▶ [Exercise objective] From the entries, copy out every line in which the word "number" is found.
Source data section start
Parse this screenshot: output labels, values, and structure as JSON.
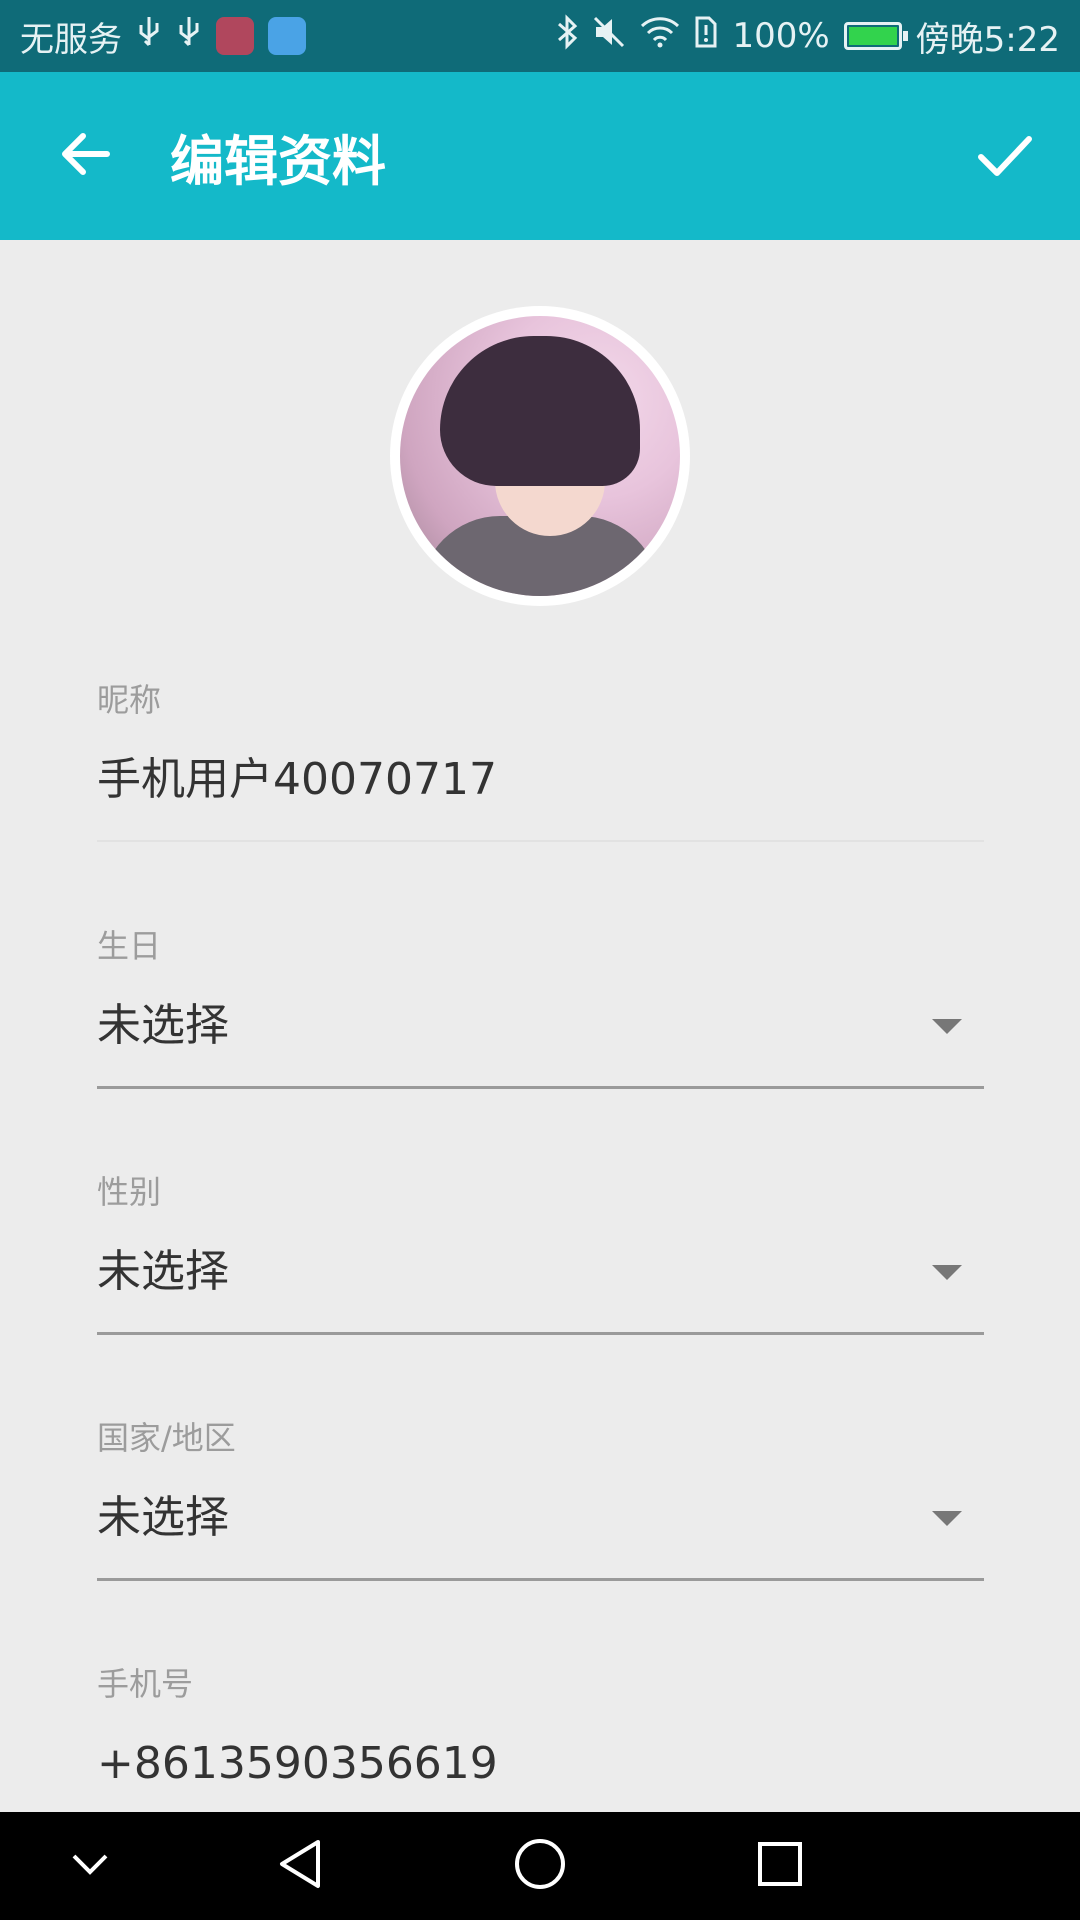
{
  "status_bar": {
    "carrier": "无服务",
    "battery_text": "100%",
    "time": "傍晚5:22",
    "icons": [
      "usb-icon",
      "usb-icon",
      "app-notification-icon",
      "app-notification-icon",
      "bluetooth-icon",
      "mute-icon",
      "wifi-icon",
      "sim-alert-icon",
      "battery-icon"
    ],
    "battery_level_percent": 100
  },
  "app_bar": {
    "title": "编辑资料",
    "back_icon": "arrow-left-icon",
    "confirm_icon": "check-icon",
    "background": "#14b9c9"
  },
  "form": {
    "nickname": {
      "label": "昵称",
      "value": "手机用户40070717"
    },
    "birthday": {
      "label": "生日",
      "value": "未选择"
    },
    "gender": {
      "label": "性别",
      "value": "未选择"
    },
    "region": {
      "label": "国家/地区",
      "value": "未选择"
    },
    "phone": {
      "label": "手机号",
      "value": "+8613590356619"
    }
  },
  "nav_bar": {
    "icons": [
      "chevron-down-icon",
      "back-triangle-icon",
      "home-circle-icon",
      "recents-square-icon"
    ]
  }
}
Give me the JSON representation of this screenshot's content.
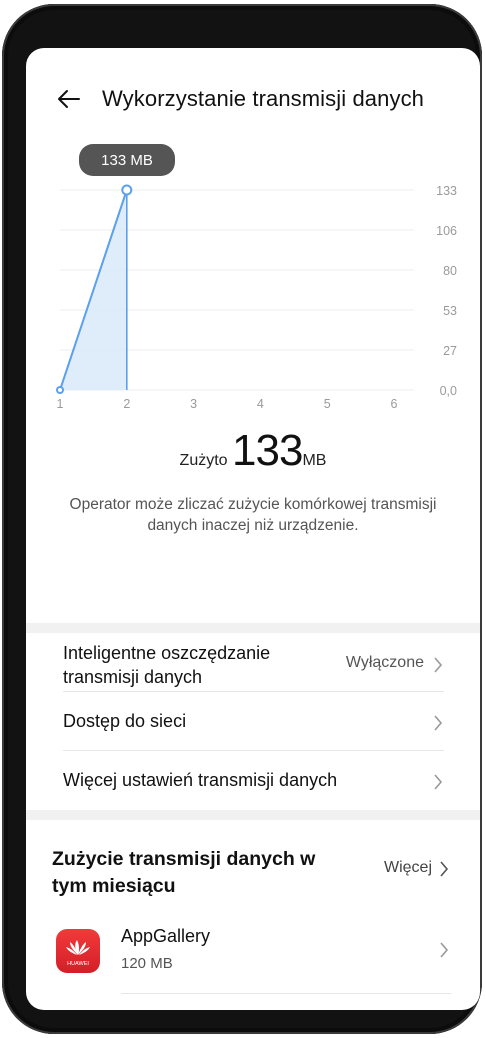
{
  "header": {
    "title": "Wykorzystanie transmisji danych"
  },
  "chart_data": {
    "type": "line",
    "x": [
      1,
      2
    ],
    "values": [
      0,
      133
    ],
    "x_ticks": [
      "1",
      "2",
      "3",
      "4",
      "5",
      "6"
    ],
    "y_ticks": [
      "0,0",
      "27",
      "53",
      "80",
      "106",
      "133"
    ],
    "ylim": [
      0,
      133
    ],
    "xlim": [
      1,
      6
    ],
    "tooltip": "133 MB",
    "colors": {
      "line": "#5aa0ec",
      "fill": "#dcebfb",
      "grid": "#ececec",
      "tick": "#9a9a9a"
    }
  },
  "usage": {
    "label": "Zużyto",
    "value": "133",
    "unit": "MB"
  },
  "note": "Operator może zliczać zużycie komórkowej transmisji danych inaczej niż urządzenie.",
  "settings": [
    {
      "label": "Inteligentne oszczędzanie transmisji danych",
      "value": "Wyłączone"
    },
    {
      "label": "Dostęp do sieci",
      "value": ""
    },
    {
      "label": "Więcej ustawień transmisji danych",
      "value": ""
    }
  ],
  "monthly": {
    "title": "Zużycie transmisji danych w tym miesiącu",
    "more": "Więcej",
    "apps": [
      {
        "name": "AppGallery",
        "size": "120 MB",
        "icon": "huawei-appgallery-icon",
        "icon_text": "HUAWEI"
      }
    ]
  }
}
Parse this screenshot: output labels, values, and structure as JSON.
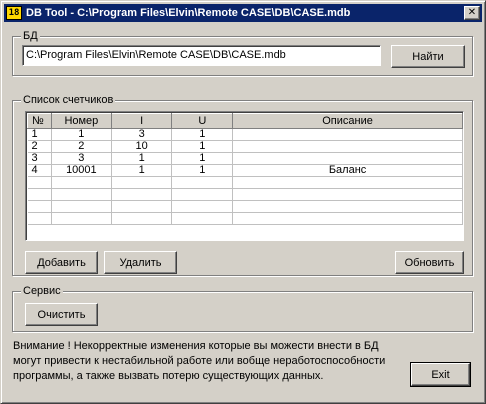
{
  "window": {
    "title": "DB Tool - C:\\Program Files\\Elvin\\Remote CASE\\DB\\CASE.mdb",
    "icon_glyph": "18",
    "close_glyph": "✕"
  },
  "db_group": {
    "label": "БД",
    "path_value": "C:\\Program Files\\Elvin\\Remote CASE\\DB\\CASE.mdb",
    "find_button": "Найти"
  },
  "counters_group": {
    "label": "Список счетчиков",
    "columns": [
      "№",
      "Номер",
      "I",
      "U",
      "Описание"
    ],
    "rows": [
      {
        "n": "1",
        "number": "1",
        "i": "3",
        "u": "1",
        "desc": ""
      },
      {
        "n": "2",
        "number": "2",
        "i": "10",
        "u": "1",
        "desc": ""
      },
      {
        "n": "3",
        "number": "3",
        "i": "1",
        "u": "1",
        "desc": ""
      },
      {
        "n": "4",
        "number": "10001",
        "i": "1",
        "u": "1",
        "desc": "Баланс"
      }
    ],
    "add_button": "Добавить",
    "delete_button": "Удалить",
    "refresh_button": "Обновить"
  },
  "service_group": {
    "label": "Сервис",
    "clear_button": "Очистить"
  },
  "warning_text": "Внимание ! Некорректные изменения которые вы можести внести в БД могут привести к нестабильной работе или вобще неработоспособности программы, а также вызвать потерю существующих данных.",
  "exit_button": "Exit"
}
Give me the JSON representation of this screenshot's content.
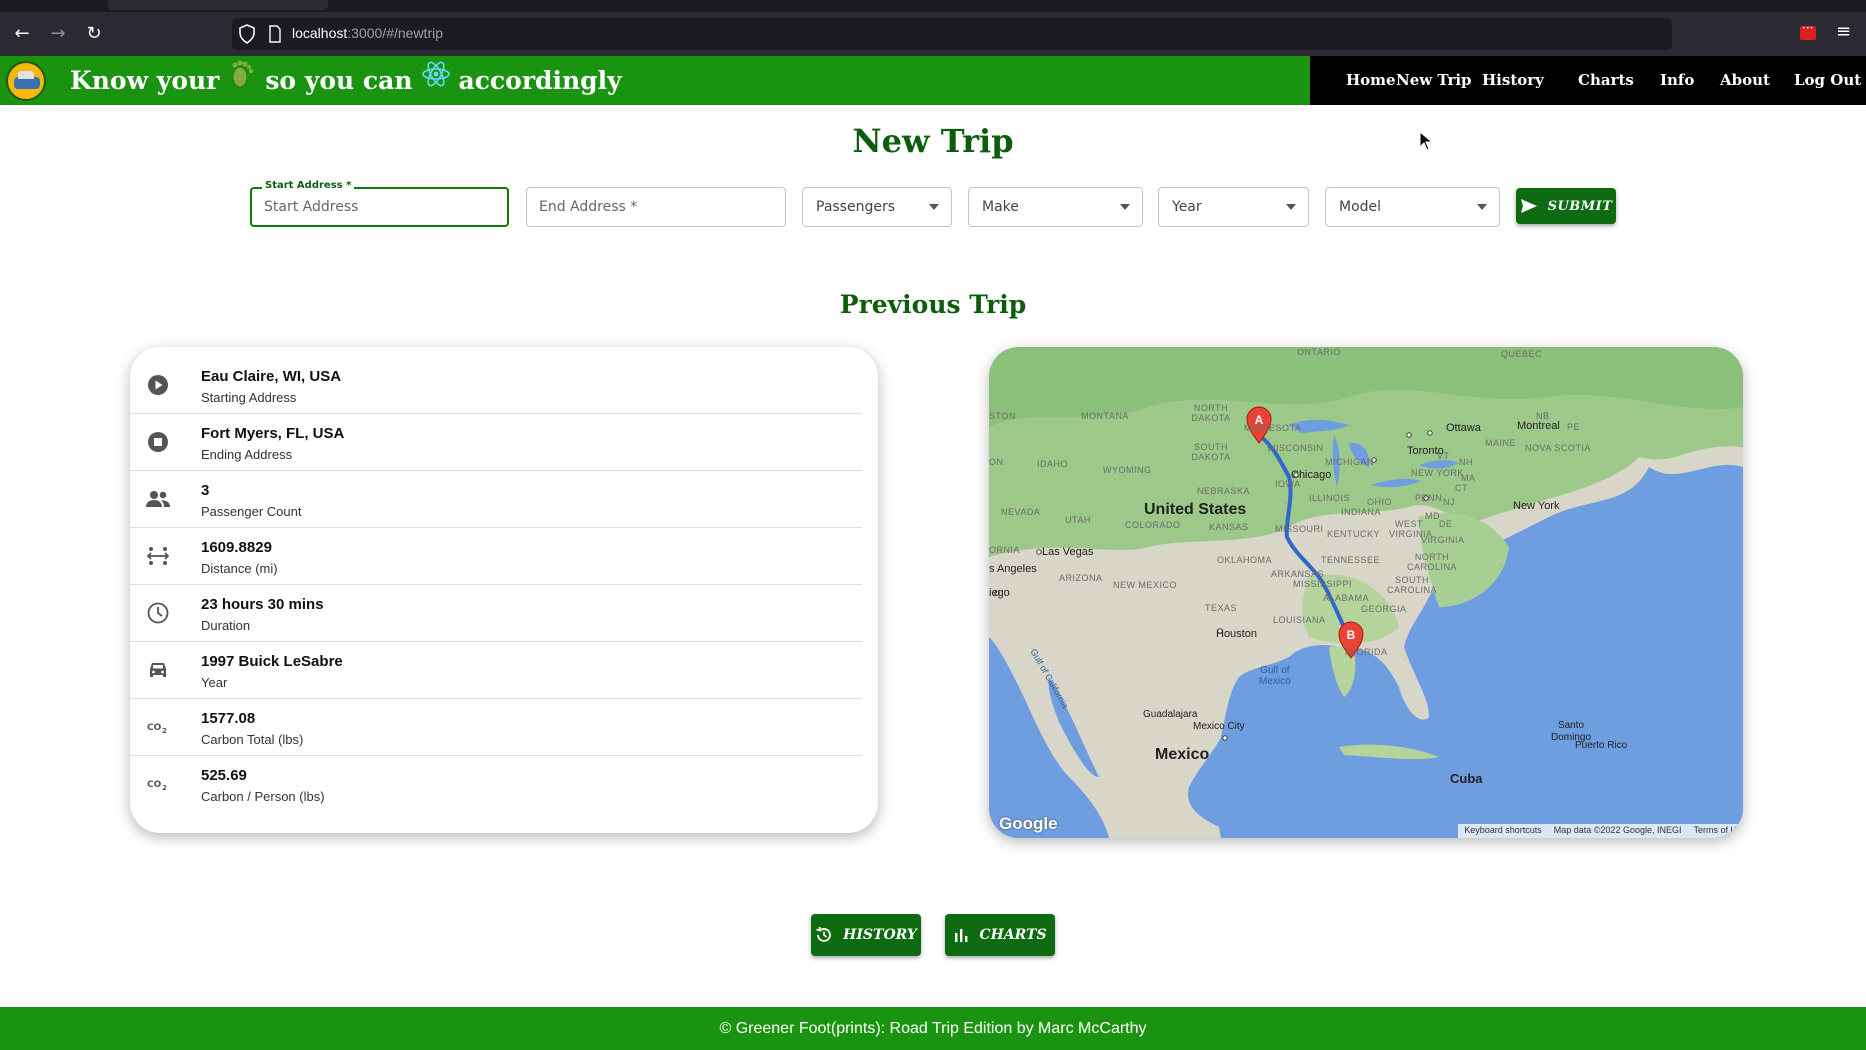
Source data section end
▶ [Reply]
        "number": "1",
        "number": "2",
        "number": "3",
        "number": "10001",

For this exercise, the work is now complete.